--- START ---

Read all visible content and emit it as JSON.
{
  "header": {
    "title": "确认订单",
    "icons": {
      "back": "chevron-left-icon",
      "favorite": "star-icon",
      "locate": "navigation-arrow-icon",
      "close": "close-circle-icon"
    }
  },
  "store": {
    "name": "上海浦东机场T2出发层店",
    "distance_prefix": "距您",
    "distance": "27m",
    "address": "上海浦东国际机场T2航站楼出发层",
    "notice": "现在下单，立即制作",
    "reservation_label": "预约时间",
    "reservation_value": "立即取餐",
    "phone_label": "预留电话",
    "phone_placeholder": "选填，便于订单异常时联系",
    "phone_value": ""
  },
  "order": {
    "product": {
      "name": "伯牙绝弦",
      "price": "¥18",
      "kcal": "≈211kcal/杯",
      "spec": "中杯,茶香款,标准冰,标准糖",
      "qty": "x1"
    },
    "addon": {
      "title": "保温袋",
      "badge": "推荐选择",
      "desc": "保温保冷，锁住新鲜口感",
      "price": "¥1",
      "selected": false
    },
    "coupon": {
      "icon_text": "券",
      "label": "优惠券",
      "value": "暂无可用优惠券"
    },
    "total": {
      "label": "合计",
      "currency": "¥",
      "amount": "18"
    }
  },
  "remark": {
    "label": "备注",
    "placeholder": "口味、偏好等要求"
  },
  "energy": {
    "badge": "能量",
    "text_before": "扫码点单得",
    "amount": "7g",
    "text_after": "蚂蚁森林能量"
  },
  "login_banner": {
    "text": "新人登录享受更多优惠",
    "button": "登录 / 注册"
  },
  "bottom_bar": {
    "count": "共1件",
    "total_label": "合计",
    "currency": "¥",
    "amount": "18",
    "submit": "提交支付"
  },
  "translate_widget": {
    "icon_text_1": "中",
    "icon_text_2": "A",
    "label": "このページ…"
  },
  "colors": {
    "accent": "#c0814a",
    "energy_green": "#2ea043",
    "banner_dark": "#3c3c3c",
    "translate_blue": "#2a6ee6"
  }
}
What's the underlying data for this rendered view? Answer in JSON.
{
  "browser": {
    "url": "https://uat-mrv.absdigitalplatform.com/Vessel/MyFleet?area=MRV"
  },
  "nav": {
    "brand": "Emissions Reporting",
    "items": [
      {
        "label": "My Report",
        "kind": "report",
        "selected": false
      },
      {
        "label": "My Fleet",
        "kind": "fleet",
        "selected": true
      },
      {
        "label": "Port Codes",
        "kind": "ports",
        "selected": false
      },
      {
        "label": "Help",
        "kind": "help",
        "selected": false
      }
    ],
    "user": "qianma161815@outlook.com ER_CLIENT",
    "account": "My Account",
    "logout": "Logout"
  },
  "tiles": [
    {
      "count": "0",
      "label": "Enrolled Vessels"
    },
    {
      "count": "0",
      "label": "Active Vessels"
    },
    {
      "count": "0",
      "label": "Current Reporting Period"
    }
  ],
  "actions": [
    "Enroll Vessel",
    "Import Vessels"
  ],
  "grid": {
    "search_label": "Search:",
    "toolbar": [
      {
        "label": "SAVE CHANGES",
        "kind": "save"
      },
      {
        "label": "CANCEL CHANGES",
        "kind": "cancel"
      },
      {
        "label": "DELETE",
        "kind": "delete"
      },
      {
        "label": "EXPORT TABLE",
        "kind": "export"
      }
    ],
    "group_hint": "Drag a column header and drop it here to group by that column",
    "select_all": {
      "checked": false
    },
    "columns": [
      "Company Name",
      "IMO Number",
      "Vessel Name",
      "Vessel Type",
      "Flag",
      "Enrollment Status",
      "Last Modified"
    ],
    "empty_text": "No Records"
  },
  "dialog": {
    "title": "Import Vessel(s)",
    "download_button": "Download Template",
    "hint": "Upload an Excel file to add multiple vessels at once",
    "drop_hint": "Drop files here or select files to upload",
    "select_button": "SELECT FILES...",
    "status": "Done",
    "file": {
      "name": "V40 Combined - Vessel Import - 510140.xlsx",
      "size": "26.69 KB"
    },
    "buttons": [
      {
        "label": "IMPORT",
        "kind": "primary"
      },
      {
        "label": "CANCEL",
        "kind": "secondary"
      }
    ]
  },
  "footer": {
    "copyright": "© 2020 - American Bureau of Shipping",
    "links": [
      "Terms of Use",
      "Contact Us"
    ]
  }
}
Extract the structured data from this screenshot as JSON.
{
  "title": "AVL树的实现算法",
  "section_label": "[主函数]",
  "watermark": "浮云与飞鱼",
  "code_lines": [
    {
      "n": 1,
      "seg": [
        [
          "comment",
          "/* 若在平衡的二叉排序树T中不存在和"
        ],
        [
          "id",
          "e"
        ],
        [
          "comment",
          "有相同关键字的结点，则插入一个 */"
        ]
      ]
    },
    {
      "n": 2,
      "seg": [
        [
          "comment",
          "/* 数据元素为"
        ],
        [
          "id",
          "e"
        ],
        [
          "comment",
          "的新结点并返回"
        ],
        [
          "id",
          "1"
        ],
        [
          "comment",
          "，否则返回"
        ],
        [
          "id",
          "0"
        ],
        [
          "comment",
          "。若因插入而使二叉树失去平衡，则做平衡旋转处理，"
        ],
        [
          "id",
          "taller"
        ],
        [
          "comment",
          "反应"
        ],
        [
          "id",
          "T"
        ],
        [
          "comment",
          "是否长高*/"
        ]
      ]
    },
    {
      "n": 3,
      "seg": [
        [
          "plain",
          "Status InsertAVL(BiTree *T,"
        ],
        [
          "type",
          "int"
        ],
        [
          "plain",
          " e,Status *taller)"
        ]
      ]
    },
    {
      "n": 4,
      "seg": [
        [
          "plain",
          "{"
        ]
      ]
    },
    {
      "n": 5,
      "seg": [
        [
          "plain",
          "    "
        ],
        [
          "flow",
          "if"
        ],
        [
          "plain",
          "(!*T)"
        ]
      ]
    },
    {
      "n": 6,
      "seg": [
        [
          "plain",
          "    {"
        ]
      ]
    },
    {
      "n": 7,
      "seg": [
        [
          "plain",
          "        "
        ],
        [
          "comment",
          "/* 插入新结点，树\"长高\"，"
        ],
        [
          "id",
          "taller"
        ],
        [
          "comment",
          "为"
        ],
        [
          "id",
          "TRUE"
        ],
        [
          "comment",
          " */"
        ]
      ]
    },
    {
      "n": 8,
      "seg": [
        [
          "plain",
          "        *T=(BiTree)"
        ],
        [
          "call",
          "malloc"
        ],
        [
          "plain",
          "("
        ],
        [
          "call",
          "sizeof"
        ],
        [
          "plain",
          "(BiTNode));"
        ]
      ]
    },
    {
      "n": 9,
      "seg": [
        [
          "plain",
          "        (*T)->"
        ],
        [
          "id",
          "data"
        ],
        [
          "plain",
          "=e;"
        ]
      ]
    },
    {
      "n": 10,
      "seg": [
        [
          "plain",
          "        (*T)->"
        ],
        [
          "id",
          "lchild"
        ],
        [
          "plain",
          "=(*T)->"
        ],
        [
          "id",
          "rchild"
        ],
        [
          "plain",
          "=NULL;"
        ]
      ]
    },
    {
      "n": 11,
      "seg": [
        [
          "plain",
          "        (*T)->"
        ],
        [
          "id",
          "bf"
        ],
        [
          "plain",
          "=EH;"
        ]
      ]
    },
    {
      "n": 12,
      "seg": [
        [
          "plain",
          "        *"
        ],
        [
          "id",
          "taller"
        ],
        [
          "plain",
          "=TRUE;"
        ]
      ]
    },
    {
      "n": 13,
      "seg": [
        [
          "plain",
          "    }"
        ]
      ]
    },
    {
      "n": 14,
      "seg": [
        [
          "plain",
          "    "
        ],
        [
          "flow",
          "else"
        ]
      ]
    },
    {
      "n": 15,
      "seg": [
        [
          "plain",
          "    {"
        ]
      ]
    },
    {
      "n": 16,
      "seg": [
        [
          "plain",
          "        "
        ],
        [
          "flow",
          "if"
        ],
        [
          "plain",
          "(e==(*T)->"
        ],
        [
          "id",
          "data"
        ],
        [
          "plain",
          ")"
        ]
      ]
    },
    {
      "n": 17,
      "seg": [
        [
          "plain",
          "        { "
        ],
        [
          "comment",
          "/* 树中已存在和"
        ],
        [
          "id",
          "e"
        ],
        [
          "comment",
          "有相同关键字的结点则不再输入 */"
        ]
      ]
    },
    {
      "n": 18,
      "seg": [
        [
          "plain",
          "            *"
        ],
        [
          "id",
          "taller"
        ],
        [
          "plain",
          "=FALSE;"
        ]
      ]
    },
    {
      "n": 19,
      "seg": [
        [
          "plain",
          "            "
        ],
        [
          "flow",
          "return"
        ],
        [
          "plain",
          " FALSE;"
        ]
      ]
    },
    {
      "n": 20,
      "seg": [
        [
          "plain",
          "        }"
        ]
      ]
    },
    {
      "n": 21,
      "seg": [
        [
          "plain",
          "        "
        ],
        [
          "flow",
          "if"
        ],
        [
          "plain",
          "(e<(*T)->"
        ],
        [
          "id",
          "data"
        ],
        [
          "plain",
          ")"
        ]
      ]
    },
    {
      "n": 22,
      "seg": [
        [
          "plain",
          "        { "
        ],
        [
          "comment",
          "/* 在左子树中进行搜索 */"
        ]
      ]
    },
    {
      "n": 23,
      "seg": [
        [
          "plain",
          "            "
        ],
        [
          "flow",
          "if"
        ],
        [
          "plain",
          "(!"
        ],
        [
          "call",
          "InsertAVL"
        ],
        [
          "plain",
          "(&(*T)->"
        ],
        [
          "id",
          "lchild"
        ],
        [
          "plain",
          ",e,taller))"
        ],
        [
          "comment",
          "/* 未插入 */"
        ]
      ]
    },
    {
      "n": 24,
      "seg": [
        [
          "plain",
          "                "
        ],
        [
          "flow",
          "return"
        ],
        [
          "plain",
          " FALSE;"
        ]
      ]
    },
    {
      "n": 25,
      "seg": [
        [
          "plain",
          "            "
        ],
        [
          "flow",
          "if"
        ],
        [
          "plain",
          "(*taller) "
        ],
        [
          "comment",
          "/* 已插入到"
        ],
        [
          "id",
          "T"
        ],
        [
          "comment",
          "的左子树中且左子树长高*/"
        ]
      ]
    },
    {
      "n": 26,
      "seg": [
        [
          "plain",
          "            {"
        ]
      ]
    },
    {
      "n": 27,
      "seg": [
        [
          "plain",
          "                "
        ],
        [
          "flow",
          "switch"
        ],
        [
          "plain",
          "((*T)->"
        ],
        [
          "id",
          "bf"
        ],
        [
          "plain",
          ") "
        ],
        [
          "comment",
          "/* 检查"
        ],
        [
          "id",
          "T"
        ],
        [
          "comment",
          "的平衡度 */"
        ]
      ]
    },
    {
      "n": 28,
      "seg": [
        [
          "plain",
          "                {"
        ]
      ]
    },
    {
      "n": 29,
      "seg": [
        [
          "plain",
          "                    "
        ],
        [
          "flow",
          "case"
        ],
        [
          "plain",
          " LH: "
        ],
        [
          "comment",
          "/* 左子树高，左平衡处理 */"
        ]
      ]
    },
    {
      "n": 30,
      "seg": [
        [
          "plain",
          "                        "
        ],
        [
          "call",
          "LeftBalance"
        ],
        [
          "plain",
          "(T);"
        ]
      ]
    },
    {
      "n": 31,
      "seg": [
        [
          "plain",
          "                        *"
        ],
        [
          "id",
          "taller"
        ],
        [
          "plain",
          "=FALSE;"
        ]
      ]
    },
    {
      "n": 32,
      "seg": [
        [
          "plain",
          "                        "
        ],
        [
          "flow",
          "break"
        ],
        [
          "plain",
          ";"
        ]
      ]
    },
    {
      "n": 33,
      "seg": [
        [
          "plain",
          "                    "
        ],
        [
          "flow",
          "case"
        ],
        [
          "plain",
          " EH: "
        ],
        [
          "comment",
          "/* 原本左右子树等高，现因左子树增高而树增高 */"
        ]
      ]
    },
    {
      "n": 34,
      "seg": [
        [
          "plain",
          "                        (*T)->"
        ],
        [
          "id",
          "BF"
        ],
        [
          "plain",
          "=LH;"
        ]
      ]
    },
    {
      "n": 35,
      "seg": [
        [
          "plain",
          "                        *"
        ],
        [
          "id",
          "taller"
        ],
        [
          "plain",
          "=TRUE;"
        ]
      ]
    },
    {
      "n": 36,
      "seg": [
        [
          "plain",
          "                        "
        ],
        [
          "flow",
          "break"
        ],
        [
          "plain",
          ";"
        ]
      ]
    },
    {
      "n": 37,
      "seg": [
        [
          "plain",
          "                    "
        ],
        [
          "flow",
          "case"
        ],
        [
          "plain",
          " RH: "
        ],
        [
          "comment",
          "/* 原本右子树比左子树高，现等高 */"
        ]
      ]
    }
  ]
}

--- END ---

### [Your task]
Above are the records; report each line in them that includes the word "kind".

### [Result below]
        "kind": "report",
        "kind": "fleet",
        "kind": "ports",
        "kind": "help",
        "kind": "save"
        "kind": "cancel"
        "kind": "delete"
        "kind": "export"
        "kind": "primary"
        "kind": "secondary"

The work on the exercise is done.